    • Structural Engineering: A crack in a basement wall can mean anything from harmless house settling to structural problems that could cost tens of thousands of dollars to fix.
    • Sewer Line or Septic Inspection: Sewage systems age along with the home. Make sure yours isn’t teetering on the edge.
    • Pest Inspection: Ants, termites, bees, and beetles can all wreak havoc on a house. If an inspection turns up an infestation, you can ask the seller to pay for the fix.
    • Roof Certification: A roof certification will determine the life left in the roof and guarantee the roof for up to five years.
  • Evaluate needed repairs.

    Peeling paint and ugly carpet are easy fixes. But moving load-bearing walls and removing hazardous materials like asbestos? Those jobs add up. If you’re buying a fixer upper, do an inventory of the work you would do in the first few years. Then figure out how many you’ll need to hire a pro to do and which are DIY home projects. If more projects fall into the “major job” category, it might be more trouble than it’s worth.

  • Factor repairs into your offer.

    If you’ve found a house with manageable repairs that you’d like to buy, it’s time to do a little math.

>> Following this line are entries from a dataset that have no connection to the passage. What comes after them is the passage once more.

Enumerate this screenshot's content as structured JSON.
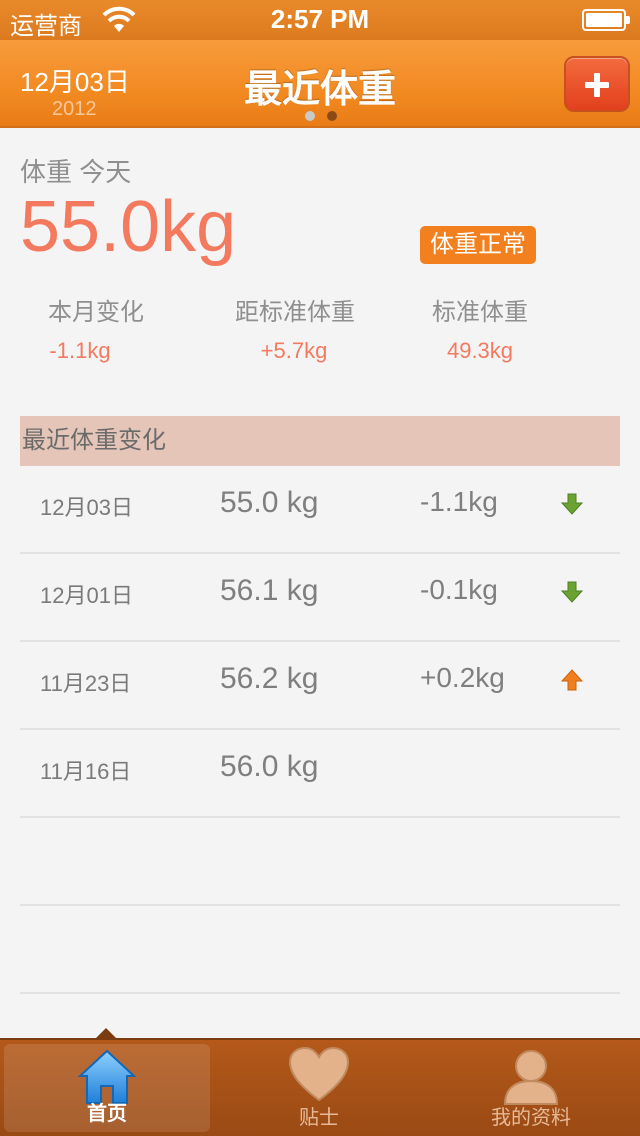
{
  "status_bar": {
    "carrier": "运营商",
    "time": "2:57 PM"
  },
  "nav": {
    "date": "12月03日",
    "year": "2012",
    "title": "最近体重",
    "page_index": 2,
    "page_count": 2
  },
  "summary": {
    "label": "体重 今天",
    "weight": "55.0kg",
    "status": "体重正常",
    "stats": [
      {
        "label": "本月变化",
        "value": "-1.1kg"
      },
      {
        "label": "距标准体重",
        "value": "+5.7kg"
      },
      {
        "label": "标准体重",
        "value": "49.3kg"
      }
    ]
  },
  "history": {
    "title": "最近体重变化",
    "rows": [
      {
        "date": "12月03日",
        "weight": "55.0 kg",
        "change": "-1.1kg",
        "trend": "down"
      },
      {
        "date": "12月01日",
        "weight": "56.1 kg",
        "change": "-0.1kg",
        "trend": "down"
      },
      {
        "date": "11月23日",
        "weight": "56.2 kg",
        "change": "+0.2kg",
        "trend": "up"
      },
      {
        "date": "11月16日",
        "weight": "56.0 kg",
        "change": "",
        "trend": ""
      }
    ]
  },
  "tabs": [
    {
      "label": "首页",
      "icon": "home-icon",
      "active": true
    },
    {
      "label": "贴士",
      "icon": "heart-icon",
      "active": false
    },
    {
      "label": "我的资料",
      "icon": "person-icon",
      "active": false
    }
  ],
  "colors": {
    "accent": "#f28a22",
    "weight": "#f37a5f",
    "down_arrow": "#6aa331",
    "up_arrow": "#f07e1c"
  }
}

Use your list of needed repairs to price out each project and come up with your total renovation costs.

    Take the renovation costs into consideration when making your offer in four ways:

    • Make sure your offer plus the needed renovations won’t be greater than the amount you could expect the upgraded home to appreciate (go up in value). Your real estate agent can help you with that figure.
    • Next, make sure your monthly mortgage payment will be low enough that you can afford to pay for ongoing projects.
    • Decide how much work (if any) must be done to the house before you live there. If there’s more to do than you can afford up front, research types of mortgages that allow you to finance necessary repairs along with the home’s asking price—and don’t forget to add up your alternate housing costs while the work is going on.
    • Create a schedule that will help you visualize your budget for the first few years.

    If the math checks out, you’re in a good position to make an offer. An ideal fixer upper is hard to find, so it’s time to celebrate—and to get on a first-name basis with the folks at your local hardware store.

    Ready to find a great deal on a home by buying a fixer upper? Sometimes homes in need of work are in foreclosure. Read about how to buy a foreclosed home here.